We maintain our view that the key concern still lies in the weak private sector credit growth, despite improving to a 31-months high of 4.9% in the month of April 2019, from 4.2% recorded in March and higher than the 3.3% average in 2018. On this front we have seen various measures being put in place to address the low private sector credit growth with the recent initiative being the launch of Stawi, a mobile loan product led by five commercial Banks targeting micro, small and medium scale enterprises, with the loans having a repayment period of between 1 and 12 months and an interest of 9.0% per annum. Small business owners, youth and women are also expected to access loans from the state under the new Biashara Kenya Fund from rates of 6.0% on a monthly reducing balance as per the regulations tabled by the Treasury in parliament for approval.

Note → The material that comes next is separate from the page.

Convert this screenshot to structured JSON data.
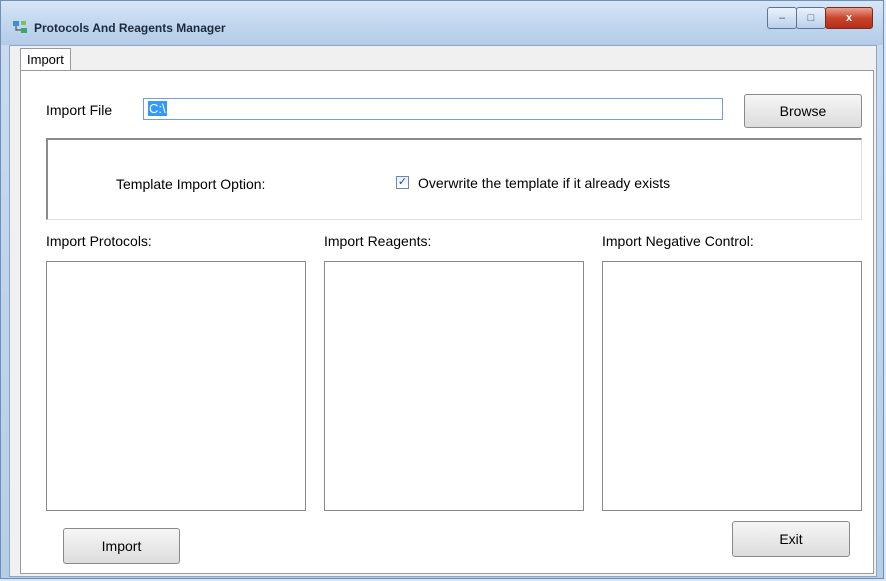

The Cabinet Secretary, National Treasury and Planning, Mr. Henry Rotich during the Budget reading also proposed a repeal of the interest rate cap should be adopted in order to unlock credit, which would in effect boost the performance of the economy, and consequentially boost taxable income available. The Central Bank of Kenya has also continued to express concern over the effectiveness of monetary policy with the interest rate cap still in place. The Monetary Policy Committee through its assessment of the impacts of the interest rate cap noted that it has weakened the transmission of monetary policy. In particular, the transmission of changes in the CBR to growth and inflation takes longer compared to the period before implementation of the interest rate cap.

Disclaimer: The views expressed in this publication are those of the writers where particulars are not warranted. This publication, which is in compliance with Section 2 of the Capital Markets Authority Act Cap 485A, is meant for general information only and is not a warranty, representation, advice or solicitation of any nature. Readers are advised in all circumstances to seek the advice of a registered investment advisor.